  • Freemium means giving “benefits and content” to anyone who fits your qualifications and charging a few (dues) for those who want to upgrade to more benefits/services.
  • “Controlled circulation magazines” (those that you receive because of who you are and not because you’ve paid a subscription) have successfully used the free model for years. 
Well, what do you think? Are these the five most pressing issues facing associations? What have I forgotten. Please comment and I’ll share with my friend/vendor.


  1. Very good read, thank you very much!

  2. Thanks Devin.

    Hope you keep reading!


  3. Nicely encapsulated, Steve, you nailed it. If Associations don't focus on engaging members, sharing and re-purposing content and showing relevance and value, members will eventually float away or die off.

    We've been counseling clients to examine their dues models and their organizational structures for quite some time now, but absorption and adoption are slow and sparse. Tradition-driven organizations thrive on "How did we do it last year" mentalities that will kill innovation and original thinking, and prevent the ultimate evolution of the organization.
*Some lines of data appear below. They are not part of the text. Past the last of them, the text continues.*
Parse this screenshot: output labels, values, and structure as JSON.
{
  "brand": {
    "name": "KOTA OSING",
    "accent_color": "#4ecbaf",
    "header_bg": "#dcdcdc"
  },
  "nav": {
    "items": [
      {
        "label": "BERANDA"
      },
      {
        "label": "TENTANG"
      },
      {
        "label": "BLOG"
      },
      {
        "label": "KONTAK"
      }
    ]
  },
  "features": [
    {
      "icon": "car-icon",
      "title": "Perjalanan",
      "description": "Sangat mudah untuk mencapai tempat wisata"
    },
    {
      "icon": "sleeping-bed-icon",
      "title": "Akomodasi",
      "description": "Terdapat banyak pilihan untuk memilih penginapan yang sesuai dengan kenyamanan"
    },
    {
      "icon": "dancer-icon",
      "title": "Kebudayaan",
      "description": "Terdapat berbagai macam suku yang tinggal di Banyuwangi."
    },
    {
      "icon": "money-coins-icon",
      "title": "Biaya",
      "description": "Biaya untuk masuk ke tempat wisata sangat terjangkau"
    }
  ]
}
    Good on ya for posting this, nicely done.

  4. Thanks. I appreciate the feedback.


  5. Good post Steve. A lot of people in the chamber world, my industry, see the trouble that is coming. They just don't know what to do about it. Change is risky so they fiddle around the edges. "We are on Facebook", seems to let them off the hook.

    The boards don't know what to do either. Nobody wants to be the one that brought down the chamber so they take minor steps like having an intern do social media.

    It is going to take entrepreneurialy minded employees and visionary boards to make the giant leap to the new models.

    Thanks for the food for thought.


  6. Frank,

    Thanks much. Especially like your last sentence "It is going to take entrepreneurial employees and visionary boards to make the giant leap to the new models.